In similar fashion to what I did in FEVER, I tried to follow a blend of scientists, law enforcement people and journos trying to dig to the bottom of some serious questions. Two Washington, DC, police, Agent Maggie Patton and Detective Harry Grimms, pursue a couple of teenagers who shoot up the apartment of two local journalists. One of them, Sunlyn Singh, teams up with GNN colleague Owen Yates and try to solve the problem on a broader scale, looking at a global outbreak of zombie-like kids, becoming increasingly withdrawn, regressive and suicidal. They journos meet two psychologists, Australian Professor Kylie Childs and Chinese Professor Fiona Wu who introduce them to the term solastalgia and chase the issue across the planet to China and Australia.

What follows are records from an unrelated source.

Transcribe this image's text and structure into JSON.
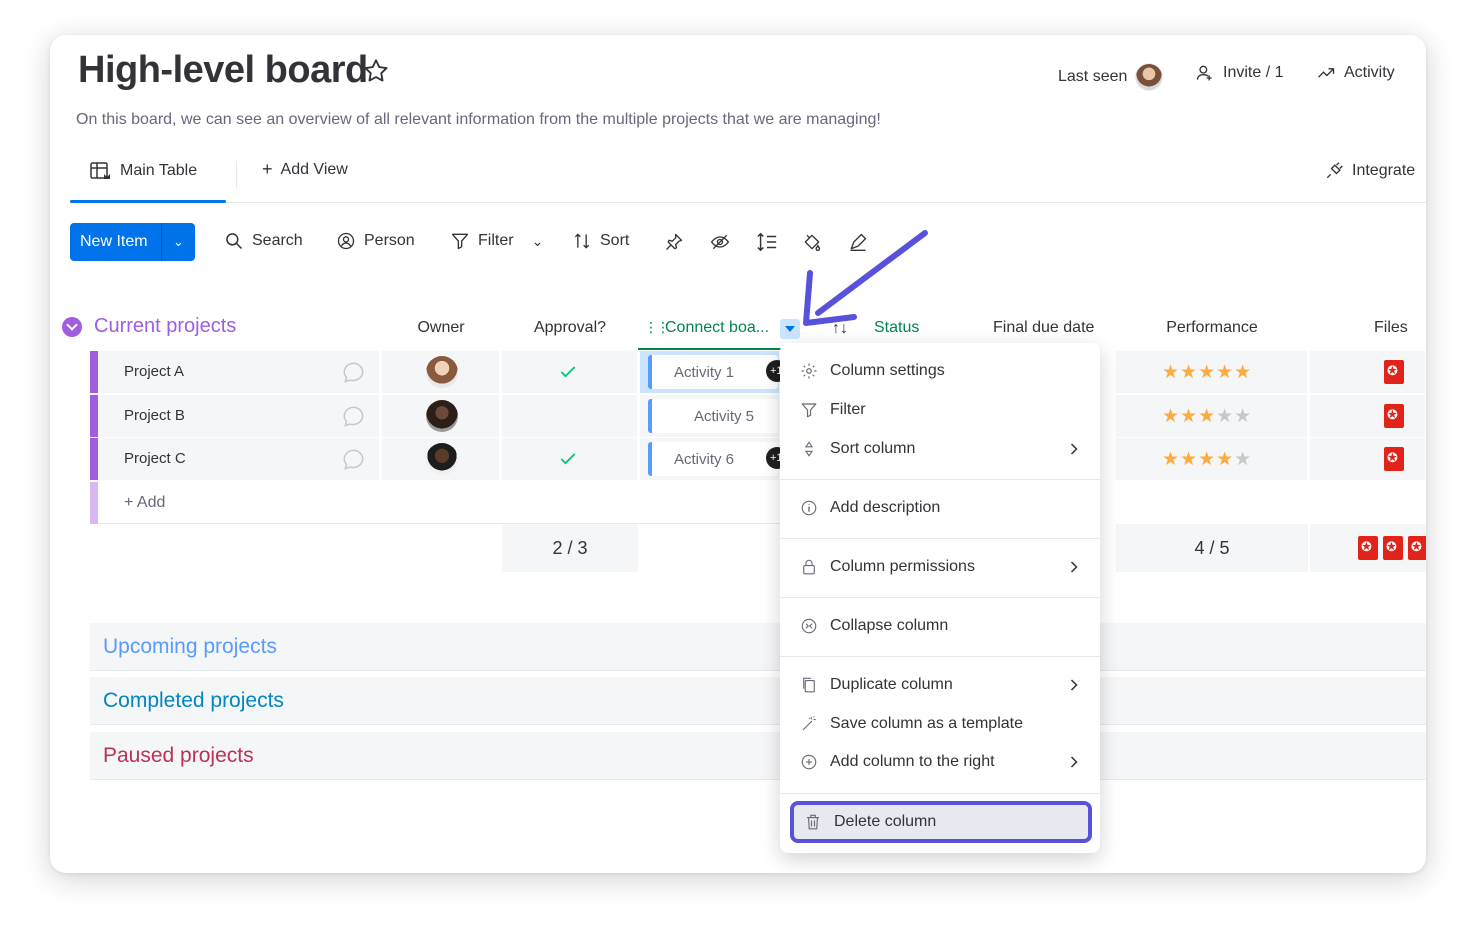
{
  "board": {
    "title": "High-level board",
    "description": "On this board, we can see an overview of all relevant information from the multiple projects that we are managing!"
  },
  "header": {
    "last_seen": "Last seen",
    "invite": "Invite / 1",
    "activity": "Activity",
    "integrate": "Integrate"
  },
  "tabs": {
    "main_table": "Main Table",
    "add_view": "Add View"
  },
  "toolbar": {
    "new_item": "New Item",
    "search": "Search",
    "person": "Person",
    "filter": "Filter",
    "sort": "Sort"
  },
  "group": {
    "title": "Current projects",
    "color": "#a25ddc",
    "add_label": "+ Add"
  },
  "columns": {
    "owner": "Owner",
    "approval": "Approval?",
    "connect": "Connect boa...",
    "status": "Status",
    "due": "Final due date",
    "performance": "Performance",
    "files": "Files"
  },
  "rows": [
    {
      "name": "Project A",
      "approved": true,
      "activity": "Activity 1",
      "extra_badge": "+1",
      "rating": 5
    },
    {
      "name": "Project B",
      "approved": false,
      "activity": "Activity 5",
      "extra_badge": "",
      "rating": 3
    },
    {
      "name": "Project C",
      "approved": true,
      "activity": "Activity 6",
      "extra_badge": "+1",
      "rating": 4
    }
  ],
  "summary": {
    "approval": "2 / 3",
    "performance": "4 / 5"
  },
  "other_groups": [
    {
      "title": "Upcoming projects",
      "color": "#579bfc"
    },
    {
      "title": "Completed projects",
      "color": "#0086c0"
    },
    {
      "title": "Paused projects",
      "color": "#bb3354"
    }
  ],
  "menu": {
    "column_settings": "Column settings",
    "filter": "Filter",
    "sort_column": "Sort column",
    "add_description": "Add description",
    "column_permissions": "Column permissions",
    "collapse_column": "Collapse column",
    "duplicate_column": "Duplicate column",
    "save_template": "Save column as a template",
    "add_right": "Add column to the right",
    "delete_column": "Delete column"
  },
  "colors": {
    "primary": "#0073ea",
    "highlight": "#5851db",
    "connect_green": "#00854d",
    "star": "#fdab3d"
  }
}
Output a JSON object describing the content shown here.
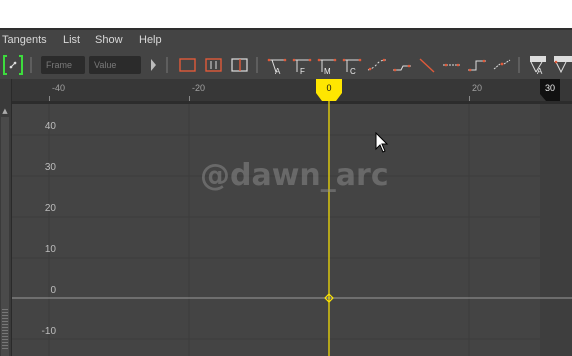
{
  "menu": [
    "Tangents",
    "List",
    "Show",
    "Help"
  ],
  "toolbar": {
    "frame_placeholder": "Frame",
    "value_placeholder": "Value",
    "tangent_letters": [
      "A",
      "F",
      "M",
      "C"
    ],
    "last_icon_letter": "A"
  },
  "ruler": {
    "labels": [
      "-40",
      "-20",
      "20"
    ],
    "current_time": "0",
    "end_frame": "30"
  },
  "graph": {
    "y_labels": [
      "40",
      "30",
      "20",
      "10",
      "0",
      "-10"
    ]
  },
  "watermark": "@dawn_arc",
  "colors": {
    "timeline_marker": "#ffe600",
    "background": "#444444",
    "grid": "#3a3a3a"
  }
}
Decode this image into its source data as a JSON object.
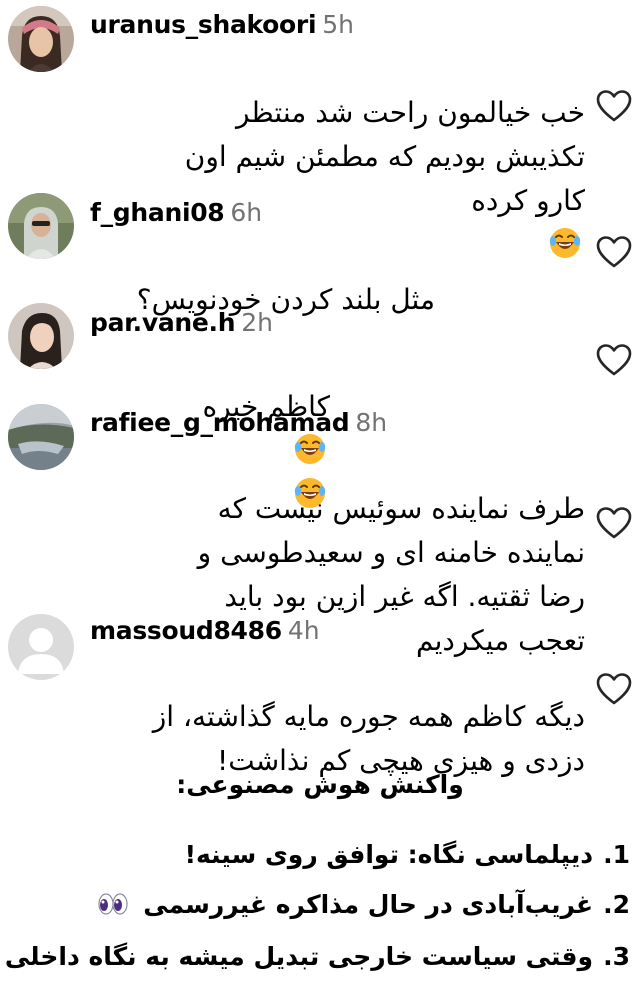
{
  "comments": [
    {
      "username": "uranus_shakoori",
      "time": "5h",
      "lines": "خب خیالمون راحت شد منتظر\nتکذیبش بودیم که مطمئن شیم اون\nکارو کرده",
      "emoji": "laughing-tears"
    },
    {
      "username": "f_ghani08",
      "time": "6h",
      "lines": "مثل بلند کردن خودنویس؟"
    },
    {
      "username": "par.vane.h",
      "time": "2h",
      "lines": "کاظم خیره"
    },
    {
      "username": "rafiee_g_mohamad",
      "time": "8h",
      "lines": "طرف نماینده سوئیس نیست که\nنماینده خامنه ای و سعیدطوسی و\nرضا ثقتیه. اگه غیر ازین بود باید\nتعجب میکردیم"
    },
    {
      "username": "massoud8486",
      "time": "4h",
      "lines": "دیگه کاظم همه جوره مایه گذاشته، از\nدزدی و هیزی هیچی کم نذاشت!"
    }
  ],
  "ai_section": {
    "title": "واکنش هوش مصنوعی:",
    "items": [
      {
        "num": "1.",
        "text": "دیپلماسی نگاه: توافق روی سینه!"
      },
      {
        "num": "2.",
        "text": "غریب‌آبادی در حال مذاکره غیررسمی",
        "icon": "eyes-emoji"
      },
      {
        "num": "3.",
        "text": "وقتی سیاست خارجی تبدیل میشه به نگاه داخلی"
      }
    ]
  },
  "icons": {
    "like": "heart-outline-icon",
    "laugh": "face-with-tears-of-joy-emoji"
  },
  "colors": {
    "text": "#000000",
    "time": "#737373",
    "icon_stroke": "#262626",
    "emoji_yellow": "#FDB82B"
  }
}
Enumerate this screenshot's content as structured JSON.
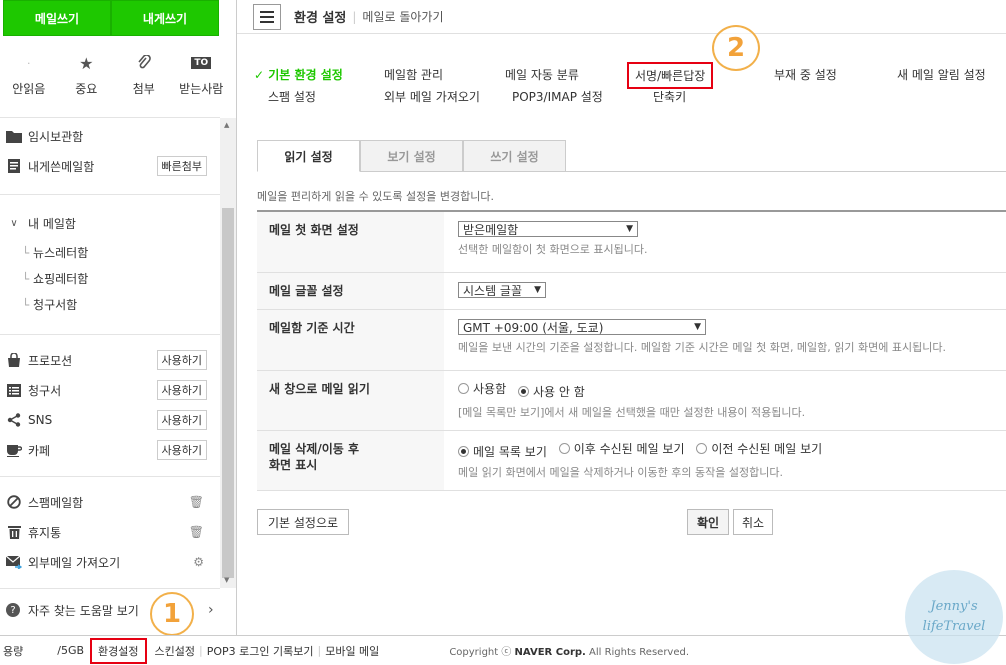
{
  "sidebar": {
    "write_mail": "메일쓰기",
    "write_self": "내게쓰기",
    "quick": [
      {
        "icon": "envelope-unread-icon",
        "label": "안읽음"
      },
      {
        "icon": "star-icon",
        "label": "중요"
      },
      {
        "icon": "paperclip-icon",
        "label": "첨부"
      },
      {
        "icon": "to-icon",
        "icon_text": "TO",
        "label": "받는사람"
      }
    ],
    "folders": [
      {
        "label": "임시보관함"
      },
      {
        "label": "내게쓴메일함",
        "tag": "빠른첨부"
      }
    ],
    "my_mailbox": "내 메일함",
    "sub_folders": [
      "뉴스레터함",
      "쇼핑레터함",
      "청구서함"
    ],
    "services": [
      {
        "label": "프로모션",
        "tag": "사용하기"
      },
      {
        "label": "청구서",
        "tag": "사용하기"
      },
      {
        "label": "SNS",
        "tag": "사용하기"
      },
      {
        "label": "카페",
        "tag": "사용하기"
      }
    ],
    "utility": [
      {
        "label": "스팸메일함"
      },
      {
        "label": "휴지통"
      },
      {
        "label": "외부메일 가져오기"
      }
    ],
    "help": "자주 찾는 도움말 보기"
  },
  "annotations": {
    "one": "1",
    "two": "2"
  },
  "footer": {
    "capacity": "용량",
    "size": "/5GB",
    "settings": "환경설정",
    "skin": "스킨설정",
    "pop3_log": "POP3 로그인 기록보기",
    "mobile": "모바일 메일",
    "copyright_prefix": "Copyright ⓒ ",
    "copyright_brand": "NAVER Corp.",
    "copyright_suffix": " All Rights Reserved."
  },
  "topbar": {
    "title": "환경 설정",
    "back": "메일로 돌아가기"
  },
  "nav": {
    "basic": "✓ 기본 환경 설정",
    "mailbox": "메일함 관리",
    "auto_sort": "메일 자동 분류",
    "signature": "서명/빠른답장",
    "away": "부재 중 설정",
    "alert": "새 메일 알림 설정",
    "spam": "스팸 설정",
    "external": "외부 메일 가져오기",
    "pop3": "POP3/IMAP 설정",
    "shortcut": "단축키"
  },
  "tabs": {
    "read": "읽기 설정",
    "view": "보기 설정",
    "write": "쓰기 설정"
  },
  "settings_desc": "메일을 편리하게 읽을 수 있도록 설정을 변경합니다.",
  "rows": {
    "first_screen": {
      "label": "메일 첫 화면 설정",
      "value": "받은메일함",
      "hint": "선택한 메일함이 첫 화면으로 표시됩니다."
    },
    "font": {
      "label": "메일 글꼴 설정",
      "value": "시스템 글꼴"
    },
    "timezone": {
      "label": "메일함 기준 시간",
      "value": "GMT +09:00 (서울, 도쿄)",
      "hint": "메일을 보낸 시간의 기준을 설정합니다. 메일함 기준 시간은 메일 첫 화면, 메일함, 읽기 화면에 표시됩니다."
    },
    "new_window": {
      "label": "새 창으로 메일 읽기",
      "opt_use": "사용함",
      "opt_no": "사용 안 함",
      "hint": "[메일 목록만 보기]에서 새 메일을 선택했을 때만 설정한 내용이 적용됩니다."
    },
    "after_delete": {
      "label_1": "메일 삭제/이동 후",
      "label_2": "화면 표시",
      "opt_list": "메일 목록 보기",
      "opt_next": "이후 수신된 메일 보기",
      "opt_prev": "이전 수신된 메일 보기",
      "hint": "메일 읽기 화면에서 메일을 삭제하거나 이동한 후의 동작을 설정합니다."
    }
  },
  "buttons": {
    "reset": "기본 설정으로",
    "ok": "확인",
    "cancel": "취소"
  },
  "watermark": {
    "line1": "Jenny's",
    "line2": "lifeTravel"
  },
  "colors": {
    "accent_green": "#1ec800",
    "highlight_red": "#e60012",
    "annotation_orange": "#f2a23a"
  }
}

The term solastalgia has been around been around since early in this century, and the term was coined right here in Australia. It combines the idea of ‘solace’ or a feeling of peace and comfort along with ‘nostalgia’, that longing for something now gone forever. Professor Glenn Albrecht coined the term in the work he did in New South Wales at the University of Newcastle a couple decades back. He postulated a previously unrecognised form of psychological stress experienced by people in the Hunter Valley Region, whose home environment was changed dramatically by both natural and man-made impacts. Solastalgia applies to people in the Hunter Valley specifically because the coal mine expansions and bush fires there left so many residents with no home to go back to. I use Albrecht’s words when he says that solastalgia is the "feeling of homesickness while still being at home”. He also speaks of the distress an individual or an entire community experiences about their “loss of endemic sense of place”. As an aside here, I never met Glenn Albrecht, but we both finished our university careers contemporaneously at Murdoch University… small world, yes?
I very much enjoyed writing EIGHT. Firstly, there’s a lot of real, hardcore science in the tale, and I just really enjoy exploring scientific ideas in novel ways. Secondly, I also enjoyed tying in a global setting which approximately has a quarter the novel set in the USA (Washington and Hawaii), a quarter in Australia (Perth, Margaret River and Sydney), a quarter in Shanghai, China and a quarter on Mars. It’s great fun for me to take the reader on a journey that chases a story around our planet and – in this case – across our solar system.
I hope you enjoy reading EIGHT as much as I enjoyed writing it.